At least it is, in Maine, for now. Only God knows what the future holds, so we remain quietly vigilent!
With the older kids, I had fewer options for curriculum and much less confidence in my own abilities. Now the choices are endless and I am quite eclectic in my approach to our schooling.
For those of you who care, we currently use Math*U*See for our arithmetic. It's a good fit for us - hands on and incremental. The girls and I both love it at this point in time.
For English we're using Learning Language Arts Through Literature. It's, well, hmmm. I guess I'd rate it as better than average, but far from perfect - for us, right now. I guarantee you we'll be ditching it by Jr. High. By that point, the girls will be fairly proficient in reading, grammar and writing and I'll take over with my own assignments.
The only other purchased curriculum we use pretty well covers every other subject you can imagine. We use KONOS unit studies.
Groovy LOVES unit studies! I sit down with both the girls and we read historical fiction and non fiction together. We act out what we read. We perform practical science experiments. We create art projects and foods and participate in activities based on our studies. We write about our studies. We observe, we play, we memorize, we write, we drill, we compete. We have fun, but most of all we learn!
Most of my units are selected from the KONOS curriculum, but others we pursue due to our own curiosity about a topic. For instance, we just sponsored a child in India through Compassion International. Naturally, we are now studying India. My girls know the basic history of India, its religions, its basic government structure, its people groups and languages. This week we'll be making and tasting Indian food and making some beautiful batik handkerchiefs.
Next we'll study Kuwait and Iraq because that's where Scout will be in a couple of weeks.
Need examples? Here are some of the hands-on projects we created for our unit on the westward expansion of the United States:
Pictured here you see Fort Groovy. You can double click it to enlarge the picture; You won't want to miss those details! The girls spent three days building and painting the fort. Then they made the little tipis for the indian village outside. Those Lincoln log creations in the foreground are canoes filled with supplies for the Fort. You'll also note the covered wagon on the right. Apparently a pioneer family has stopped at the Fort for news, supplies, and protection. Hopefully they'll also get that broken wheel replaced while they are there.
And now arises a practical question familiar to all homeschoolers: Now that we've built this masterpiece, what do we do with it? After all, it can only sit on a card table in the dining room for so long, ya know?
First of all, you take a photo of it. That way all their hard work is preserved and can be viewed with pride again and again. Then, you stow the fort in the basement.
NOT! No way! Not us!
No...we came up with a much more realistic way to dispose of the Fort. We had hostile Indians (Native Americans) burn it! Don't believe me? Well here it is on video:
Hmmm. As usual when homeschooling, our first attempt was a failure. So, let's try it again!
Ah...another failure. However, our third attempt resulted in a pyromaniac's high.

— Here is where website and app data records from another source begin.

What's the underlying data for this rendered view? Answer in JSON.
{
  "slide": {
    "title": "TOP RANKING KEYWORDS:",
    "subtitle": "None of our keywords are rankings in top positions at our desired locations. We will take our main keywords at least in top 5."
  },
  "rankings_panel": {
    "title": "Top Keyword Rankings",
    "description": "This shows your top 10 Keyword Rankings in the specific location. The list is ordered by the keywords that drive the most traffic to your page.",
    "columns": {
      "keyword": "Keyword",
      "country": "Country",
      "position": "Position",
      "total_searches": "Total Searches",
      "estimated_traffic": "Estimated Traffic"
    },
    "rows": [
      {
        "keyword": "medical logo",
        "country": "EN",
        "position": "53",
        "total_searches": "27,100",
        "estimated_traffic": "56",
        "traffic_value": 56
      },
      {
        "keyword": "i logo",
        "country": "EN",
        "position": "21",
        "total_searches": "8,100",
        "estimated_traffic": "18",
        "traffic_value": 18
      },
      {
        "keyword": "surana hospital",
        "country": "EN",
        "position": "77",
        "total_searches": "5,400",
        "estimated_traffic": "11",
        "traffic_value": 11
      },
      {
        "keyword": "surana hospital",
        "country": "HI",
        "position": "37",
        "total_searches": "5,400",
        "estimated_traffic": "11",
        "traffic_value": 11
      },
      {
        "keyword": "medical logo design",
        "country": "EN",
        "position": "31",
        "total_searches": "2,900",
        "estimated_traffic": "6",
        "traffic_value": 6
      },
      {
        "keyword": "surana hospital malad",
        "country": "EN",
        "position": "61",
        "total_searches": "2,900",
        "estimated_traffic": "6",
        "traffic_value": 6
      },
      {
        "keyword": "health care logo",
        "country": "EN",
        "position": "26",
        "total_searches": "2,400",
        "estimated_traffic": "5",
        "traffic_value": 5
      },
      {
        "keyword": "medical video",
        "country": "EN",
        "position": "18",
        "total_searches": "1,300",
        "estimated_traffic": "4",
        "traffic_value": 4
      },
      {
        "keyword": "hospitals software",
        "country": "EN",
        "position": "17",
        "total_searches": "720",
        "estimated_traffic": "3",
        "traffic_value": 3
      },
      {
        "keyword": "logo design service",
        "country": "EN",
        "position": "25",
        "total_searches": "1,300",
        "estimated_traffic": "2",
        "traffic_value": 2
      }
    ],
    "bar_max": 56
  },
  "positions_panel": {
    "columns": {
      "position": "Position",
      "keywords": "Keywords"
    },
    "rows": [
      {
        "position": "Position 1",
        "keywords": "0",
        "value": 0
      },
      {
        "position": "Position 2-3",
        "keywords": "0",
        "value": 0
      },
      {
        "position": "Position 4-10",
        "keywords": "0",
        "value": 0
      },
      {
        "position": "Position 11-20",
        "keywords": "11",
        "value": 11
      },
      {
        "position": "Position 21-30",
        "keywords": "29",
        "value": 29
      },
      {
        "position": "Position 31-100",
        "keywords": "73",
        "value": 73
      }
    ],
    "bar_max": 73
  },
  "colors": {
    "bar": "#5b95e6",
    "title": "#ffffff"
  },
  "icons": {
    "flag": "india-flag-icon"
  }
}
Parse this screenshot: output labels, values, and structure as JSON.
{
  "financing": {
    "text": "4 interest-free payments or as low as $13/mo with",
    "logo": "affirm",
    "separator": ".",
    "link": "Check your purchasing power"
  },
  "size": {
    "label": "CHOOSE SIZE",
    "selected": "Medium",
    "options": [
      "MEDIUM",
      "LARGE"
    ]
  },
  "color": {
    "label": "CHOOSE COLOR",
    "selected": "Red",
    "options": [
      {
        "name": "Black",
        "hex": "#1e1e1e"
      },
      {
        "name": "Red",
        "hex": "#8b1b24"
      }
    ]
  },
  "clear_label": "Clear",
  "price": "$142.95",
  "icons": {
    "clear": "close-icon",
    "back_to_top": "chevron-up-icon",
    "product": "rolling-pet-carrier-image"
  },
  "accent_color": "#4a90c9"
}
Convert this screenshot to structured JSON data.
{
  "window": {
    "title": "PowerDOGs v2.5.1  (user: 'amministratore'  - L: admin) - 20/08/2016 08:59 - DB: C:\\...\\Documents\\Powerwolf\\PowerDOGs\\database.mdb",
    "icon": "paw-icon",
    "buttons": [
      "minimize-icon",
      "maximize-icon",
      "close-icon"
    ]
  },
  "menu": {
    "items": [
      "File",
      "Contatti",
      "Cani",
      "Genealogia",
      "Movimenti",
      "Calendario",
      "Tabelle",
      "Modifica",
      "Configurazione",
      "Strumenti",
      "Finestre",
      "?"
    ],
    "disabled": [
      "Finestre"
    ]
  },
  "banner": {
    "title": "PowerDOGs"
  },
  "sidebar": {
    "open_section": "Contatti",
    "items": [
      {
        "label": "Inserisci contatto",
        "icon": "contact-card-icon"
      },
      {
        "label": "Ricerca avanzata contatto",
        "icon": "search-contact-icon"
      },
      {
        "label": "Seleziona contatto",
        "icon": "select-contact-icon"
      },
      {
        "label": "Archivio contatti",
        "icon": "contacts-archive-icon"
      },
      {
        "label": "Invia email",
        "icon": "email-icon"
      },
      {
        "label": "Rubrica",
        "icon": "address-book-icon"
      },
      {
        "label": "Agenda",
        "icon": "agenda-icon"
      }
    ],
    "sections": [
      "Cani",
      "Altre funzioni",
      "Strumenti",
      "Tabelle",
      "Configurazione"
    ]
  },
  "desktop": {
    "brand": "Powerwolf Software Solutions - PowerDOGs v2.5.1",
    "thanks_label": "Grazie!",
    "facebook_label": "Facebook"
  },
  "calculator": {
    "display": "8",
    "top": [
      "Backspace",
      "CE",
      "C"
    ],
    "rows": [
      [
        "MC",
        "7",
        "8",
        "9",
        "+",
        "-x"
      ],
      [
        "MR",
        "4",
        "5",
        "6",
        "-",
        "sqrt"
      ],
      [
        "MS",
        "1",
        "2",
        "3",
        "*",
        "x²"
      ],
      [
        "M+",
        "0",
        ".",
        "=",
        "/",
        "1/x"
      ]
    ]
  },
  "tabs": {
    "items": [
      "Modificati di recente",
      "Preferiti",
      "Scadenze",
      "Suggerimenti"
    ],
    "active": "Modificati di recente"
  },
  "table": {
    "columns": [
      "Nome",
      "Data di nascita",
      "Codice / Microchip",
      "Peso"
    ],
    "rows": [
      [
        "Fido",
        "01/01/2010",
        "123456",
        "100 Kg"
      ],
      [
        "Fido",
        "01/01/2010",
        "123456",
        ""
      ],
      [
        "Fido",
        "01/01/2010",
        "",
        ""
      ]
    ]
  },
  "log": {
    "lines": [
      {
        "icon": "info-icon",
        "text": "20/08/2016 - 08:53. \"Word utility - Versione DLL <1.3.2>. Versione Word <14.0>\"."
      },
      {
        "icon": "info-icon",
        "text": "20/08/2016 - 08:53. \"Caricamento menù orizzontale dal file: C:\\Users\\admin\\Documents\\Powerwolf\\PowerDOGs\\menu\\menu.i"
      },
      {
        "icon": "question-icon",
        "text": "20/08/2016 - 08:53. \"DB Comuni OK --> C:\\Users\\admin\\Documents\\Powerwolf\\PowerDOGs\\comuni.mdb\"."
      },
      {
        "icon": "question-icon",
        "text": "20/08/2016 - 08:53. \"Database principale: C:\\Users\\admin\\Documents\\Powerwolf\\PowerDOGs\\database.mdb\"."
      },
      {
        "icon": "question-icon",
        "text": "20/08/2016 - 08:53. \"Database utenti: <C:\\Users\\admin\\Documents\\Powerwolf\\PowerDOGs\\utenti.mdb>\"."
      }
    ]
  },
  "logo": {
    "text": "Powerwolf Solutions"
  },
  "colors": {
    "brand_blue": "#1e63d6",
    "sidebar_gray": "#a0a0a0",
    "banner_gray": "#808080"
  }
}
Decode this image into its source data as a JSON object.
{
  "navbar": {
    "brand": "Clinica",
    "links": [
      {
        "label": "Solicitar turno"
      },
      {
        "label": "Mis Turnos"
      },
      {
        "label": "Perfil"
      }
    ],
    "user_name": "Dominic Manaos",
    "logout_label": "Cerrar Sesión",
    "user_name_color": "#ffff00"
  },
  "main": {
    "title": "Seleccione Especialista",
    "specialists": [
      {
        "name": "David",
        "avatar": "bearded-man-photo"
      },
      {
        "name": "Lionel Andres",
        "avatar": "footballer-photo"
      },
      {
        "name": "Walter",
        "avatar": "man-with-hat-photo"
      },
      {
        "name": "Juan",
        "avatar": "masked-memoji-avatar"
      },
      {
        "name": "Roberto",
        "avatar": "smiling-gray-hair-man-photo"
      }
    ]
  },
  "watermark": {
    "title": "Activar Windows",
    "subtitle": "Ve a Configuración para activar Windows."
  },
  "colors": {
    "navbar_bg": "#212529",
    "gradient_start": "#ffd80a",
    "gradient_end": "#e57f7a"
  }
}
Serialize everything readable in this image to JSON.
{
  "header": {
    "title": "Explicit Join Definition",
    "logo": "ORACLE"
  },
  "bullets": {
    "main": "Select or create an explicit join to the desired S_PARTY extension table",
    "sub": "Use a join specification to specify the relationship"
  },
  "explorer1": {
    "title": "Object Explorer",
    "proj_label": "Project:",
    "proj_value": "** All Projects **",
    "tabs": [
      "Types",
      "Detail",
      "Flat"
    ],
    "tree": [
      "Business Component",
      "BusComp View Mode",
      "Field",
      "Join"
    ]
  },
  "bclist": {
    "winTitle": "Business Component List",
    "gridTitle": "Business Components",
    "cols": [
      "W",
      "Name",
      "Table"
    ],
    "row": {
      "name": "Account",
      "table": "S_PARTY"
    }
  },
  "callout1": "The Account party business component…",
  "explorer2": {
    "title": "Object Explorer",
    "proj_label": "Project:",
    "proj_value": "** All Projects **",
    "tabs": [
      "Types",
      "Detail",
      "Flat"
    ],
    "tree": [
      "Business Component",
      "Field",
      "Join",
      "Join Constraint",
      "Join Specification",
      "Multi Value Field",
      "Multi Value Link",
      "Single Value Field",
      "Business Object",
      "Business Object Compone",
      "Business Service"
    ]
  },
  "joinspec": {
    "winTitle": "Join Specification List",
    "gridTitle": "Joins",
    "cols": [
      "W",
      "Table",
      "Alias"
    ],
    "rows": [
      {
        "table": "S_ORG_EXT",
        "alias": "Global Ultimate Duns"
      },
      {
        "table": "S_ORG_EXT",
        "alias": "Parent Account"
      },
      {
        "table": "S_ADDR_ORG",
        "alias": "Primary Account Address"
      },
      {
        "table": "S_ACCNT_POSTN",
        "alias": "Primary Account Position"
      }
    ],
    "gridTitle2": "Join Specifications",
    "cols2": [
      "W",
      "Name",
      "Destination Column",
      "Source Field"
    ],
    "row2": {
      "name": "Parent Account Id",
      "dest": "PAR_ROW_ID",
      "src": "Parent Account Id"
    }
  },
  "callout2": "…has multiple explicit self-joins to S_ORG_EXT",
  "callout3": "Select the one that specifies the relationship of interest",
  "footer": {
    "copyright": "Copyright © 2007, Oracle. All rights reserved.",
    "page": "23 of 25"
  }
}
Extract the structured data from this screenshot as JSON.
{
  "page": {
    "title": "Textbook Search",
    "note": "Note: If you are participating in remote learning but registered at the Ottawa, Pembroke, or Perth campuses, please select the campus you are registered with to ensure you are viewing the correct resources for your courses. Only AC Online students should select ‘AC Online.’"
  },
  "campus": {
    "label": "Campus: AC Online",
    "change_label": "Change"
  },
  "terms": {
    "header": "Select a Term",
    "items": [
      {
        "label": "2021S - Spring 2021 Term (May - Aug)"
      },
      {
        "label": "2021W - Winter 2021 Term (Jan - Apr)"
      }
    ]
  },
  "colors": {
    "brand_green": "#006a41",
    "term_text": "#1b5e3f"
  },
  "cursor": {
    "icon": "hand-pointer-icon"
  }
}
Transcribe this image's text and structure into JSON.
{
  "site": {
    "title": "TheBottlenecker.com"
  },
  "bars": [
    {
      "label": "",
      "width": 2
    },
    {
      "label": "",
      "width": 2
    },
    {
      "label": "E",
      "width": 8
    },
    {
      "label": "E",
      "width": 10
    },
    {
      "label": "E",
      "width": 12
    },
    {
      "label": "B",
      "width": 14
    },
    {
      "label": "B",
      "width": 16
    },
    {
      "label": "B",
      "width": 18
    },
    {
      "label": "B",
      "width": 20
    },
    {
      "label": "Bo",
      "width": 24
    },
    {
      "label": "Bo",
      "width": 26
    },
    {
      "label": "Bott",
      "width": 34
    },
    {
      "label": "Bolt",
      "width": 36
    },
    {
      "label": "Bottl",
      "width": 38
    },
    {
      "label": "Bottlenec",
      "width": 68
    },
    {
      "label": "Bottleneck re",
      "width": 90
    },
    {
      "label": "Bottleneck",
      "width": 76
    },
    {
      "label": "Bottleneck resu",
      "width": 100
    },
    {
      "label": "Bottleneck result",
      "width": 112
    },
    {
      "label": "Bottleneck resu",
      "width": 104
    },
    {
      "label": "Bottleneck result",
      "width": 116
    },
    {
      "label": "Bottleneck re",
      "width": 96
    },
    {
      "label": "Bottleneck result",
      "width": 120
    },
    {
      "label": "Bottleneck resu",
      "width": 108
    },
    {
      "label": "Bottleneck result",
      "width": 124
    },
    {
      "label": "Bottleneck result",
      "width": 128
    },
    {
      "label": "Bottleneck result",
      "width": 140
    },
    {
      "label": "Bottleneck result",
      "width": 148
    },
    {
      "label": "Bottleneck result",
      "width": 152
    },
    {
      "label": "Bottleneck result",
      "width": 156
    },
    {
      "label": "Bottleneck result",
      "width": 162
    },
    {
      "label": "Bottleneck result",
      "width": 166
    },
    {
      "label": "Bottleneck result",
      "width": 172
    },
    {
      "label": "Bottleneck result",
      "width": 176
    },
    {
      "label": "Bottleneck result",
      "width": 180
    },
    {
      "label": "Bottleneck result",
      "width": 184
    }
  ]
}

Of course, the acting and the filming were less than stellar by this point!
On the next Homeschooling Show and Tell we'll present something very cool. I have no idea what it will be yet, but I'm sure it will dazzle you. Now I'm off to buy some rit dye and some chutney.
Toodles! <- Another example of a failed homeschool moment. I wanted to say "Goodbye" in Hindi, but the online translaters are too confusing for me. Next time I'll just ask our nurse practicioner since she's Indian!